■ Data listing ■
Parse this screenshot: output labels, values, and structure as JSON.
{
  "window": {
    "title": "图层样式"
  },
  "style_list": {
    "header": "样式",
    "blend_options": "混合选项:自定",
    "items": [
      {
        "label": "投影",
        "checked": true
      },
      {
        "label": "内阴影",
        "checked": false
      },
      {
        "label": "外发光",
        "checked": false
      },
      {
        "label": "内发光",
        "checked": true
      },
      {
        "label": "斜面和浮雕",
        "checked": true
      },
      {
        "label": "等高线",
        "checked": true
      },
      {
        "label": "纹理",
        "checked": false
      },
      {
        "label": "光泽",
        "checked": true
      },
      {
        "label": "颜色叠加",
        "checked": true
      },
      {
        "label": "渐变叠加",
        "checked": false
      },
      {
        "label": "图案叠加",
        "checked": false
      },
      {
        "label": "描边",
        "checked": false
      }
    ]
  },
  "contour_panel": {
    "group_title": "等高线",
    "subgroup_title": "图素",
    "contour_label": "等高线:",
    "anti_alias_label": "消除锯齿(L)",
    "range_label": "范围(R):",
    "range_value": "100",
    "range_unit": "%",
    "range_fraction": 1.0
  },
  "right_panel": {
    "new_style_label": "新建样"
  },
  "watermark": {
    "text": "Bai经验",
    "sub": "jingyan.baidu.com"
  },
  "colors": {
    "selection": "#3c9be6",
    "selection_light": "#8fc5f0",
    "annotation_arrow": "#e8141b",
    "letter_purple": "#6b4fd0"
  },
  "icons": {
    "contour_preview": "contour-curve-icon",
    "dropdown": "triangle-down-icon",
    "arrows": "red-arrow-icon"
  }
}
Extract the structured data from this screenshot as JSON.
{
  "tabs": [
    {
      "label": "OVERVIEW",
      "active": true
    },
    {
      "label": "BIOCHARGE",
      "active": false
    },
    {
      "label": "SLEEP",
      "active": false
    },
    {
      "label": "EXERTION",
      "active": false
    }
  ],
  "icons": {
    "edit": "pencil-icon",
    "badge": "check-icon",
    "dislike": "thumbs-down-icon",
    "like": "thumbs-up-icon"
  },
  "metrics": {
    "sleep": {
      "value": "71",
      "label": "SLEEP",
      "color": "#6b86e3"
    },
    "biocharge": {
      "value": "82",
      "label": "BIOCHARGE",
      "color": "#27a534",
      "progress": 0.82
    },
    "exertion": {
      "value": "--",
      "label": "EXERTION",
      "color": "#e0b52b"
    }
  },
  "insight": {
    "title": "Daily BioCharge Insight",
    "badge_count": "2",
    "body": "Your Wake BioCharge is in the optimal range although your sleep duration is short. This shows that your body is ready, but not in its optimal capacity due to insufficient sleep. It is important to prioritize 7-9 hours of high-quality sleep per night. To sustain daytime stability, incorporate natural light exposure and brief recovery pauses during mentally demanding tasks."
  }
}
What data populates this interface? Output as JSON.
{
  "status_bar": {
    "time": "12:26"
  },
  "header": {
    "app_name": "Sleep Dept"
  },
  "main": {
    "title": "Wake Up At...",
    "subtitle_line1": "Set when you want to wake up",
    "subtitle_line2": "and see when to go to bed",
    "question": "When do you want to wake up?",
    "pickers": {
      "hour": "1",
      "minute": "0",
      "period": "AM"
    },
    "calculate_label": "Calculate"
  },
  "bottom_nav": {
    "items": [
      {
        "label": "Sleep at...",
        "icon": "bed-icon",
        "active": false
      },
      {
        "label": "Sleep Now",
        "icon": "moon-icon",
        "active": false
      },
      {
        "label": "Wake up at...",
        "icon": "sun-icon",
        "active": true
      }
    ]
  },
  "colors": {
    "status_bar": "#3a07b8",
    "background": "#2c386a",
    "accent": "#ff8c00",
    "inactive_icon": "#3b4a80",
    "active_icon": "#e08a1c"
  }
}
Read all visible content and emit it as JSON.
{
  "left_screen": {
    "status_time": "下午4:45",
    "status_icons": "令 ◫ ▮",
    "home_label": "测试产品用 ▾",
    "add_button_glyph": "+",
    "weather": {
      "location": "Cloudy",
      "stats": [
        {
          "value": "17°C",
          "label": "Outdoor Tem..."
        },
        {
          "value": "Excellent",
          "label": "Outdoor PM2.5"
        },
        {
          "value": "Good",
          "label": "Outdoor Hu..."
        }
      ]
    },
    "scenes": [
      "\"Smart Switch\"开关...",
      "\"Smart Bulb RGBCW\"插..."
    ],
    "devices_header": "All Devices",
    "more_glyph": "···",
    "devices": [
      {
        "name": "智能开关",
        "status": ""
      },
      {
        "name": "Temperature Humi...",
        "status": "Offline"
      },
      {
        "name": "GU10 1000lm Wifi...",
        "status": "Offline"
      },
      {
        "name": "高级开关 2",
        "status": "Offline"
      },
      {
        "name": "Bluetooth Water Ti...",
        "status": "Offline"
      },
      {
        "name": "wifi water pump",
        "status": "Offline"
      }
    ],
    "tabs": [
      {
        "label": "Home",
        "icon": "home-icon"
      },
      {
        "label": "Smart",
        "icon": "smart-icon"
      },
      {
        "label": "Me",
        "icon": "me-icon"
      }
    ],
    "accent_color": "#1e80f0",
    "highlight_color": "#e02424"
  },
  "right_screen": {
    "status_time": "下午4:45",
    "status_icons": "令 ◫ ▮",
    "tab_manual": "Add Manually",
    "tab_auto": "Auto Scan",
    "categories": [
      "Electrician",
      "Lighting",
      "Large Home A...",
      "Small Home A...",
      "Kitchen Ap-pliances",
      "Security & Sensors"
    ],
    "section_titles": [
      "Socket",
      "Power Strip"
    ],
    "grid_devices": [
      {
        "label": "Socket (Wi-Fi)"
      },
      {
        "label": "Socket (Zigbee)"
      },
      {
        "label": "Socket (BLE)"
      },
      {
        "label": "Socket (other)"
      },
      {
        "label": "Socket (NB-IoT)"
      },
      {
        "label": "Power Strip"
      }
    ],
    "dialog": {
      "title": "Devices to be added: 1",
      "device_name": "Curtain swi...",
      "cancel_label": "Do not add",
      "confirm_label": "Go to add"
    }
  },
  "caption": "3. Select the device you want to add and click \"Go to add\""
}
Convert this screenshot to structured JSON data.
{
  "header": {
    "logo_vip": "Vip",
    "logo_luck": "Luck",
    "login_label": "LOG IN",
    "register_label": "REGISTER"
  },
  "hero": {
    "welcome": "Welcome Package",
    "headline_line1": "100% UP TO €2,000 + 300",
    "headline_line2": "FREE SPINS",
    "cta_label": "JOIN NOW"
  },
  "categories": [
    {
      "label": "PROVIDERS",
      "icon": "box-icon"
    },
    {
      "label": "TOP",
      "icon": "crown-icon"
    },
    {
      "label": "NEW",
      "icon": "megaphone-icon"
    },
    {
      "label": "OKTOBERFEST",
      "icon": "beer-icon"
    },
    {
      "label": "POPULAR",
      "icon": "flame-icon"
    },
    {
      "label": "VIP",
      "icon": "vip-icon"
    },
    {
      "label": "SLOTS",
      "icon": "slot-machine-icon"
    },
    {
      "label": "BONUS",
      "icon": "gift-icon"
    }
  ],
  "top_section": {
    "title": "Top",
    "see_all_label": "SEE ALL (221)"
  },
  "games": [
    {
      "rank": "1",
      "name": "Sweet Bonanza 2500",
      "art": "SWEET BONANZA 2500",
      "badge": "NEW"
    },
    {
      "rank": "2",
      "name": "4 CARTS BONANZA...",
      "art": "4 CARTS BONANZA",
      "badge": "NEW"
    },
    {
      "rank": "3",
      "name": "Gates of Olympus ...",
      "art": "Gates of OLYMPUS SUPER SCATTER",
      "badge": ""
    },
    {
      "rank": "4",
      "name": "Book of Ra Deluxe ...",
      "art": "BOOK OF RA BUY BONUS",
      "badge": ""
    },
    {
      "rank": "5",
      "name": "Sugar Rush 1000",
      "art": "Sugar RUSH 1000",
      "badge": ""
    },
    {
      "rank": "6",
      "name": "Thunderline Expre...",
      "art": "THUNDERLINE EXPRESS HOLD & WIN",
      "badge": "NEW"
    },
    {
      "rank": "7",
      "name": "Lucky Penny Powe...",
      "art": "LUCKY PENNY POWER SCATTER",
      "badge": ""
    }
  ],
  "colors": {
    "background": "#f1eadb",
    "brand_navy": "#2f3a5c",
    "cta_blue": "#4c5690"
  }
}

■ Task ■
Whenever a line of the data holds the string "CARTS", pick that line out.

■ Result of the exercise ■
      "name": "4 CARTS BONANZA...",
      "art": "4 CARTS BONANZA",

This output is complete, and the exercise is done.